[Items from an interface collection]
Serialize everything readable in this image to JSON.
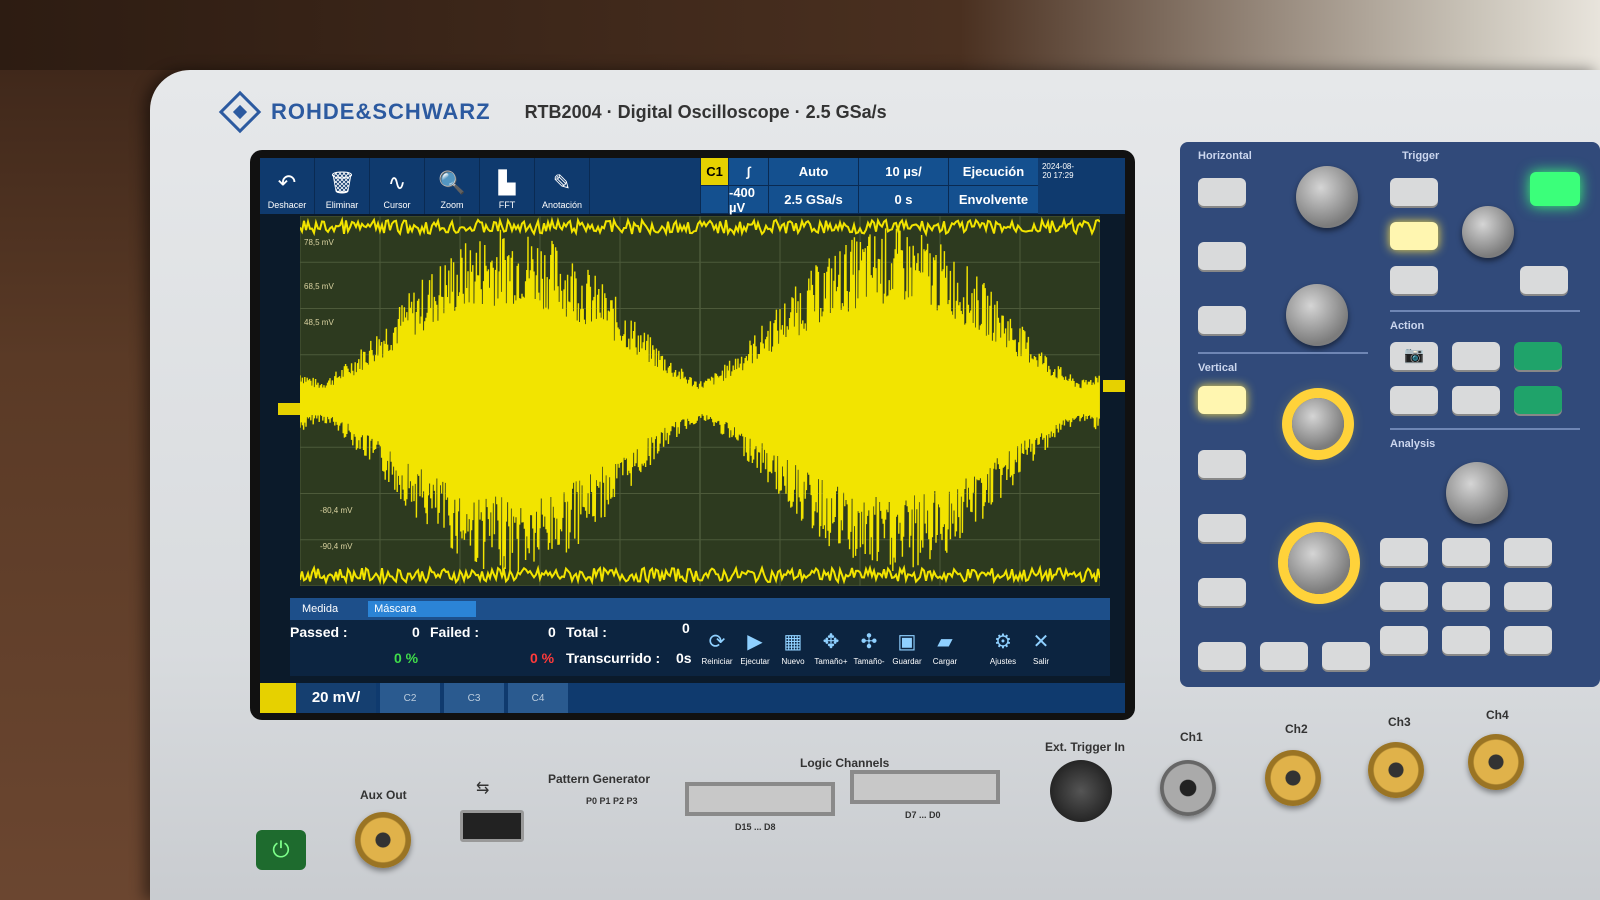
{
  "brand": {
    "name": "ROHDE&SCHWARZ",
    "model": "RTB2004 · Digital Oscilloscope · 2.5 GSa/s"
  },
  "toolbar": {
    "tools": [
      {
        "label": "Deshacer",
        "icon": "undo-icon"
      },
      {
        "label": "Eliminar",
        "icon": "trash-icon"
      },
      {
        "label": "Cursor",
        "icon": "cursor-icon"
      },
      {
        "label": "Zoom",
        "icon": "zoom-icon"
      },
      {
        "label": "FFT",
        "icon": "fft-icon"
      },
      {
        "label": "Anotación",
        "icon": "pencil-icon"
      }
    ]
  },
  "settings": {
    "channel": "C1",
    "trigger_slope": "∫",
    "trigger_mode": "Auto",
    "timebase": "10 µs/",
    "run_state": "Ejecución",
    "trigger_level": "-400 µV",
    "sample_rate": "2.5 GSa/s",
    "position": "0 s",
    "acq_mode": "Envolvente",
    "datetime": "2024-08-20 17:29"
  },
  "grid_labels": [
    "78,5 mV",
    "68,5 mV",
    "48,5 mV",
    "-80,4 mV",
    "-90,4 mV"
  ],
  "measurement": {
    "tab1": "Medida",
    "tab2": "Máscara",
    "passed_label": "Passed :",
    "passed_value": "0",
    "passed_pct": "0 %",
    "failed_label": "Failed :",
    "failed_value": "0",
    "failed_pct": "0 %",
    "total_label": "Total :",
    "total_value": "0",
    "elapsed_label": "Transcurrido :",
    "elapsed_value": "0s",
    "buttons": [
      "Reiniciar",
      "Ejecutar",
      "Nuevo",
      "Tamaño+",
      "Tamaño-",
      "Guardar",
      "Cargar",
      "Ajustes",
      "Salir"
    ]
  },
  "channel_bar": {
    "scale": "20 mV/",
    "others": [
      "C2",
      "C3",
      "C4"
    ]
  },
  "panel": {
    "horizontal": "Horizontal",
    "trigger": "Trigger",
    "vertical": "Vertical",
    "action": "Action",
    "analysis": "Analysis"
  },
  "front": {
    "aux_out": "Aux Out",
    "pattern_gen": "Pattern Generator",
    "pattern_pins": "P0  P1  P2  P3",
    "logic": "Logic Channels",
    "logic_a": "D15 ... D8",
    "logic_b": "D7 ... D0",
    "ext_trig": "Ext. Trigger In",
    "channels": [
      "Ch1",
      "Ch2",
      "Ch3",
      "Ch4"
    ]
  },
  "colors": {
    "trace": "#f2e400",
    "screen_bg": "#2d3a1f",
    "toolbar": "#0f3a6e",
    "brand": "#2c5aa0"
  }
}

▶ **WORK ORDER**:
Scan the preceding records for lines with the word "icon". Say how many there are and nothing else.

▶ **RESULT**:
6